The book is an epic tale of early female emancipation and looks rather brutally at the lives of slaves and how their mistresses are no more free than they are, bound by rules and respectability to live a life not of their own choosing. It is also a story of friendship beyond the boundaries of acceptable society.

The book will appeal to anyone who enjoyed The Help, which, by the way I intensely DISliked. I actually preferred the authors previous book The Secret Life of Bees and found it a slightly easier read.

This is a much harsher and harder book to read, however it is superbly researched and told, and perfect for anyone interested in the history of slavery and rascism in the Deep Southern states of America.

I was kindly provided with a copy through Bookbridgr to read and review.








Our Zoo - June Mottershead - full of animal magic


From Goodreads:

Until I brought friends back from school I didn't realise that most people didn't have baby lions in their bedrooms when they were sick, or bring parrots into the house so they wouldn't catch cold.'

Chester Zoo is counted among the top 10 zoos in the world and, with over 11,000 animals and 400 species, it is the most visited wildlife attraction in Britain. Unlike other zoos that owe their existence to philanthropists, explorers or big game hunters, Chester Zoo was the brainchild of one working-class man with a dream he had nurtured since he was a boy: to build a zoo without bars.

June Mottorshead was four years old when her father, George, moved his family to Upton, two miles out Chester, to begin the process of turning his dream into a reality. With no other children around to play with - her sister Muriel was 10 years older - June's friends became the animals. Her closest companion was an orphaned chimpanzee which her sister hadshe hand reared, and for six years the two were inseparable. June soon became the poster girl for Chester Zoo and photographs of her cuddling lion clubs, head-butting a goat or opening the beak of a pelican soon graced the front pages of British newspapers. She was 13 when war was declared on 1939 and, with the backbone of the staff headed for the front, it fell to June to take over as head keeper. Keeping the zoo running while the war waged was no easy task. Despite rationing the animals had to be fed and all of them - penguins, elephants, leopards, tigers, lions, kangaroos and polar bears - needed to be moved into secure locked quarters inside as soon as the air raid siren sounded.

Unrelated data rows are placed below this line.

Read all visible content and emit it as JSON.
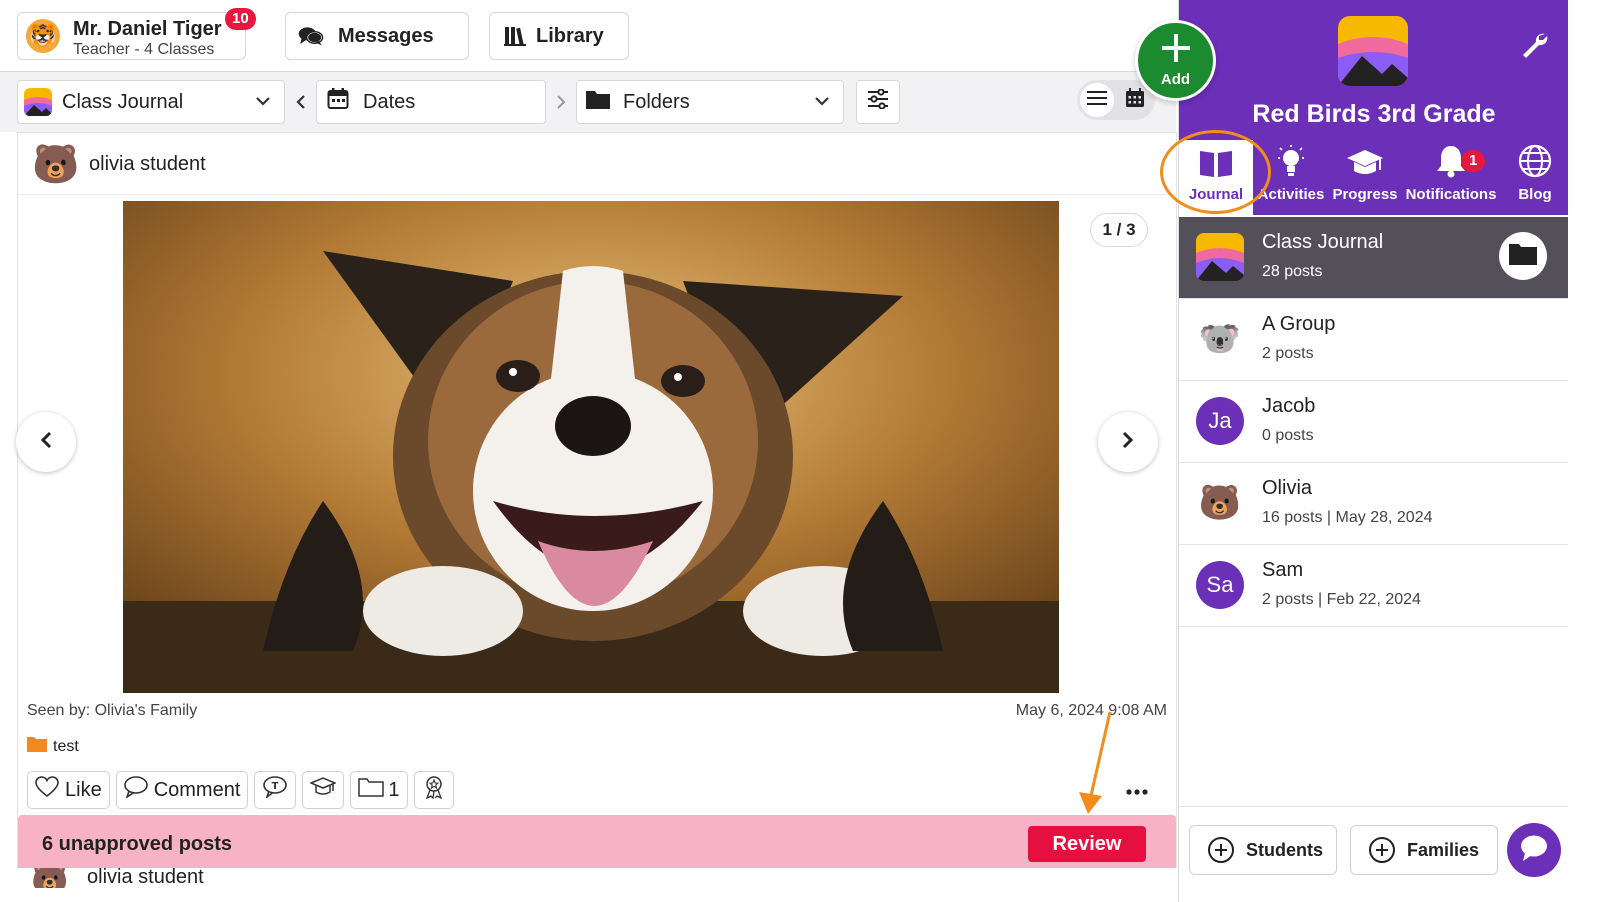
{
  "user": {
    "name": "Mr. Daniel Tiger",
    "subtitle": "Teacher - 4 Classes",
    "badge": "10",
    "avatar": "tiger-emoji"
  },
  "topnav": {
    "messages": "Messages",
    "library": "Library"
  },
  "add_fab": {
    "label": "Add"
  },
  "filters": {
    "journal": "Class Journal",
    "dates": "Dates",
    "folders": "Folders"
  },
  "post": {
    "author": "olivia student",
    "counter": "1 / 3",
    "seen_by": "Seen by: Olivia's Family",
    "date": "May 6, 2024 9:08 AM",
    "folder": "test",
    "actions": {
      "like": "Like",
      "comment": "Comment",
      "folder_count": "1"
    }
  },
  "unapproved": {
    "text": "6 unapproved posts",
    "review": "Review"
  },
  "next_post": {
    "author": "olivia student"
  },
  "class": {
    "name": "Red Birds 3rd Grade",
    "tabs": [
      {
        "label": "Journal",
        "icon": "book-icon"
      },
      {
        "label": "Activities",
        "icon": "lightbulb-icon"
      },
      {
        "label": "Progress",
        "icon": "graduation-cap-icon"
      },
      {
        "label": "Notifications",
        "icon": "bell-icon",
        "badge": "1"
      },
      {
        "label": "Blog",
        "icon": "globe-icon"
      }
    ],
    "groups": [
      {
        "name": "Class Journal",
        "sub": "28 posts"
      },
      {
        "name": "A Group",
        "sub": "2 posts"
      },
      {
        "name": "Jacob",
        "sub": "0 posts",
        "initials": "Ja"
      },
      {
        "name": "Olivia",
        "sub": "16 posts | May 28, 2024"
      },
      {
        "name": "Sam",
        "sub": "2 posts | Feb 22, 2024",
        "initials": "Sa"
      }
    ]
  },
  "footer": {
    "students": "Students",
    "families": "Families"
  },
  "colors": {
    "brand_purple": "#6c2fb8",
    "review_red": "#e5103f",
    "banner_pink": "#f7b2c6",
    "add_green": "#1c8a2e",
    "annotation_orange": "#f28c1a"
  }
}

June, now in her eighties, is the guardian of her family's legacy.

My review:


I loved the tv series based on this book. When I was offered a copy to review through Bookbridgr I thought it would take over where the tv series left off, however it's quite different to the dramatisation which I now realise was rather loosely based on the events around the creation and building of Chester zoo.

This book narrates the true memoirs and reminiscences of June Mottershead, youngest daughter of the zoo family who was only 4 years old when the family moved to Upton to turn a run down staley home and its grounds into what developed into Chester zoo.

Most of it is based around what family life was like when you share your home with a menagerie of wild creatures and the difficulties faced by the family and presented by the breakout of world war 2. Obviously the early memories are a little sketchy as June was so young when it all began. 

Although the story takes us forward chronologically from the beginning, it is narrated exactly as if the author is reminiscing about her past talking to us, occasionally she gets sidetracked and sometimes she doesn't explain fully who everyone is or how things came about but as a 4 or 5 year old she probably doesn't remember the early stuff too clearly. Her sister Mew (Muriel) was the main zoo keeper, whilst June was going about the business of growing up in a very unusual set up.

Its a lovely, gentle read, perfect for animal lovers and people who like memoirs set in WW2 and would make an ideal christmas gift for anyone who liked the TV series.